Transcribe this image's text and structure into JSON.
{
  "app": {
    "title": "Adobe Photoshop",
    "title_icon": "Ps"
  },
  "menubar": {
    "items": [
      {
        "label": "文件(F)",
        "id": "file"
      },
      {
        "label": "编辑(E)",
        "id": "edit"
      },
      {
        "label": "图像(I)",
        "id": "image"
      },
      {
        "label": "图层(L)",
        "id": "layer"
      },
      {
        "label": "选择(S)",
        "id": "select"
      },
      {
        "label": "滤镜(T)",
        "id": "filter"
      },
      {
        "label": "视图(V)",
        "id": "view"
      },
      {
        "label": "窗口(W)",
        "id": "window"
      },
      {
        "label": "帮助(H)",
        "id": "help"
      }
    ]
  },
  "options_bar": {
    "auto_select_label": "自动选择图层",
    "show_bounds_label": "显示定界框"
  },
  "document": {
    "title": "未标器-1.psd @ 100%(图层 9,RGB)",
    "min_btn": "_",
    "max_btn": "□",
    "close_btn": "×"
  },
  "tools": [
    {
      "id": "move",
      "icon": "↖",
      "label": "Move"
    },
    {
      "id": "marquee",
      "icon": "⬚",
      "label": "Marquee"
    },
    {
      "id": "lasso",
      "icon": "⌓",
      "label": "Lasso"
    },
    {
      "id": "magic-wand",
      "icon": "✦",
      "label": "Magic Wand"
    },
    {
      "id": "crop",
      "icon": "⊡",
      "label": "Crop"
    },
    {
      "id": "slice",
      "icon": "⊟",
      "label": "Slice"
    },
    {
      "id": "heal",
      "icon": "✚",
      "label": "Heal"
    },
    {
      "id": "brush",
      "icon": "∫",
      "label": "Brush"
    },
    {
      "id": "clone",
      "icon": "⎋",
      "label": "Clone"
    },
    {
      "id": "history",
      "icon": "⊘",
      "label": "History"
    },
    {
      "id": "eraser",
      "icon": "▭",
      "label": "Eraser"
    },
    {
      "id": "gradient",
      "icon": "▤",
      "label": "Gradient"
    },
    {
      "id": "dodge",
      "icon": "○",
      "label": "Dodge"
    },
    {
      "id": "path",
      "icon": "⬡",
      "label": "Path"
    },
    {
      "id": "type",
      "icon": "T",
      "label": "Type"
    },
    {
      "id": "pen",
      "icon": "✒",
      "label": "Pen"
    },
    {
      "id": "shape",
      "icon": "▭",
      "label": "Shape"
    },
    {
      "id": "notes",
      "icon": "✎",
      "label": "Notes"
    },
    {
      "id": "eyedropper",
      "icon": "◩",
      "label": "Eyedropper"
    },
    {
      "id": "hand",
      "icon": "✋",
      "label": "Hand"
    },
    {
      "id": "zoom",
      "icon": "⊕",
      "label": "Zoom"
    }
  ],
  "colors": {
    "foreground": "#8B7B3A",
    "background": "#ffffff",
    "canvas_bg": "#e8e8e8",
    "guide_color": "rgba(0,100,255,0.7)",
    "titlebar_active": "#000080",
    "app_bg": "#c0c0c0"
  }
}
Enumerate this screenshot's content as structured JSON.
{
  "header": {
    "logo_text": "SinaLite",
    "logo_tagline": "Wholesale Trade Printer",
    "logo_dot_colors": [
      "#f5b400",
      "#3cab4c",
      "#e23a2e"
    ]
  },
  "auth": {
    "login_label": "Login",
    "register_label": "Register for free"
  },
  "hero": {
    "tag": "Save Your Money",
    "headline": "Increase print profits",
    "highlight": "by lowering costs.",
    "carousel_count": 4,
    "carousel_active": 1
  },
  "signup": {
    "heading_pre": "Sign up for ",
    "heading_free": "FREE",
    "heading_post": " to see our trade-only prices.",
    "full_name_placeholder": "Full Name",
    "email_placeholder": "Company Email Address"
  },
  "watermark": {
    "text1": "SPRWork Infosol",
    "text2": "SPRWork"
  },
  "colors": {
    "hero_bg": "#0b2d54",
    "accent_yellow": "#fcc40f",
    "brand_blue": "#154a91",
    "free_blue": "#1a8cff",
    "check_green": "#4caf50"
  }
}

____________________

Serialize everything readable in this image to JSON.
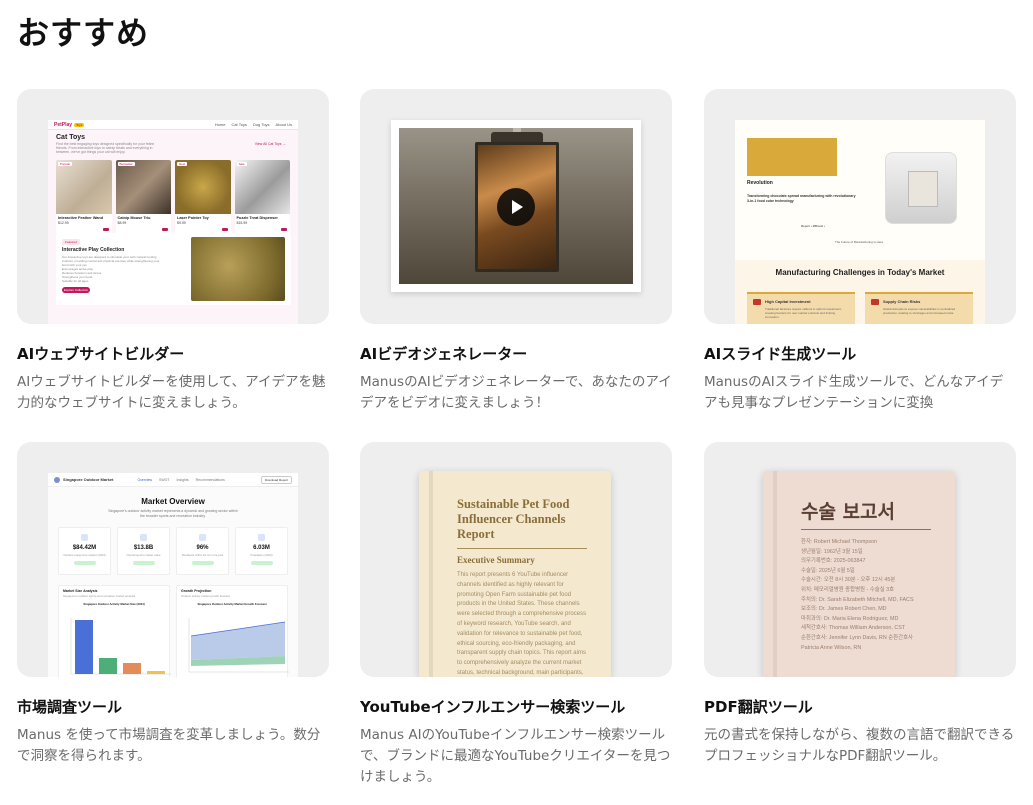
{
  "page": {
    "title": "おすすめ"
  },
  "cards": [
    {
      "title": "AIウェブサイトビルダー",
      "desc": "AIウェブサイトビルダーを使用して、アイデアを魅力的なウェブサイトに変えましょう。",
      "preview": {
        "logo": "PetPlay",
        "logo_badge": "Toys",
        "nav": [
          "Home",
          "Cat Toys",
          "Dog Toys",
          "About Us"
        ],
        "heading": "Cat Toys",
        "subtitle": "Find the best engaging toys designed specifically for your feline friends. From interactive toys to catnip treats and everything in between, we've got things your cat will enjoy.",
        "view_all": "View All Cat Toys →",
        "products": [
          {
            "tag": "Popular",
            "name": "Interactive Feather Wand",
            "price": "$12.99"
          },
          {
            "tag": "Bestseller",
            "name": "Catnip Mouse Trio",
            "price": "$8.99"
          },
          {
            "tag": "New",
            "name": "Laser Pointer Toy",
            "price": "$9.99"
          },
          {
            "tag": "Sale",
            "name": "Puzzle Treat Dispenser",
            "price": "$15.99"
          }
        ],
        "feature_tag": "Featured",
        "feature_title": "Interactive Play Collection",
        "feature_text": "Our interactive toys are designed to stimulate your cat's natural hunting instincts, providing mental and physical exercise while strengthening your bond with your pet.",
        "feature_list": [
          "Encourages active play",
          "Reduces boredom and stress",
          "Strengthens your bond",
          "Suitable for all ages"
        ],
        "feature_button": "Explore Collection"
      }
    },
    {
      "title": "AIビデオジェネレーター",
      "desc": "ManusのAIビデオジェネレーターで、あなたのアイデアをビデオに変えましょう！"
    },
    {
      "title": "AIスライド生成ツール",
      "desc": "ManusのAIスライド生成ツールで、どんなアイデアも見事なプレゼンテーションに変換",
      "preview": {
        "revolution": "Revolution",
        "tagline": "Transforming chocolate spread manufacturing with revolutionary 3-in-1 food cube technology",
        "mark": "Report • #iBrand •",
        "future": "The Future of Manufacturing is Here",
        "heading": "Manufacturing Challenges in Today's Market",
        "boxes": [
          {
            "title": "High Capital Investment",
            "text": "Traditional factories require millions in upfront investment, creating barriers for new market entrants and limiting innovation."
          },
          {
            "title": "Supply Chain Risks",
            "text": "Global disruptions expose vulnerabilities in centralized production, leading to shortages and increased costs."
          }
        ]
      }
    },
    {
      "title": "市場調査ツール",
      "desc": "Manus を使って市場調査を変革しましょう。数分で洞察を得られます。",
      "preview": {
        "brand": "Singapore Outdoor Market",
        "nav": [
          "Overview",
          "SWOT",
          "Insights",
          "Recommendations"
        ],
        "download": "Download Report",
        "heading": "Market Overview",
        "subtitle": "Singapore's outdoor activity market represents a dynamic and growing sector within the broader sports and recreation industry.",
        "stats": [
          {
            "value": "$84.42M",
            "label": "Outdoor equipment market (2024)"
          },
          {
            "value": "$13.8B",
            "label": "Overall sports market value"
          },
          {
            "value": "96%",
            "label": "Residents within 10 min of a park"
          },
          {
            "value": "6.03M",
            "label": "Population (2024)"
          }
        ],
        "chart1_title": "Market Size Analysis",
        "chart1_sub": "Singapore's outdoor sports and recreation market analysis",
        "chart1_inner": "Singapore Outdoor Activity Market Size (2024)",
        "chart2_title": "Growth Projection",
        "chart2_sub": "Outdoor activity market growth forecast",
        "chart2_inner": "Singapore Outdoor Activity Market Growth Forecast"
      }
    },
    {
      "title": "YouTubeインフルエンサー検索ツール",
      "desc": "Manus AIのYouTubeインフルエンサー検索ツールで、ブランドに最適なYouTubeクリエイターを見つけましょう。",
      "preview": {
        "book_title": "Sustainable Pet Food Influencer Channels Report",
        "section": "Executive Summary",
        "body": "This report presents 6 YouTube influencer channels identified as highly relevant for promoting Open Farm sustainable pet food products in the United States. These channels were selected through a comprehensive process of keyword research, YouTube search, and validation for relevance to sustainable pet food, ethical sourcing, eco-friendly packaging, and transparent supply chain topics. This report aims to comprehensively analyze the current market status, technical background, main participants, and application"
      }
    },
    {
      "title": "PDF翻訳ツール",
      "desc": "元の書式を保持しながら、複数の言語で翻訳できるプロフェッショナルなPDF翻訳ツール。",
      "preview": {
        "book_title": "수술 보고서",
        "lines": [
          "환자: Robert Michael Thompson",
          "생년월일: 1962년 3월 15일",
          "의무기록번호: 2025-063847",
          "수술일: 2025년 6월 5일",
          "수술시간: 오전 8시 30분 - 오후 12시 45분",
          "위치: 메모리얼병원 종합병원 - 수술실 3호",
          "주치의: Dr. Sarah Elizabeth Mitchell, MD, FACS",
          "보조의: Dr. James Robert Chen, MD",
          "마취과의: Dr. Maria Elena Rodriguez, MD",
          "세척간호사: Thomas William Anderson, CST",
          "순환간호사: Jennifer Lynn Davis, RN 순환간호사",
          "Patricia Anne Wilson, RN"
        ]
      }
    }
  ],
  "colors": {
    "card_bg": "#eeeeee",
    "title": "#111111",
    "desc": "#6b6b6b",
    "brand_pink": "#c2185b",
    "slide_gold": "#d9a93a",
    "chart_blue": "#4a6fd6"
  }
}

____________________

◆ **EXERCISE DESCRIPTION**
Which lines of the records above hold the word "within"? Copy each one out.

◆ **WRITTEN ANSWER**
        "subtitle": "Singapore's outdoor activity market represents a dynamic and growing sector within the broader sports and recreation industry.",
            "label": "Residents within 10 min of a park"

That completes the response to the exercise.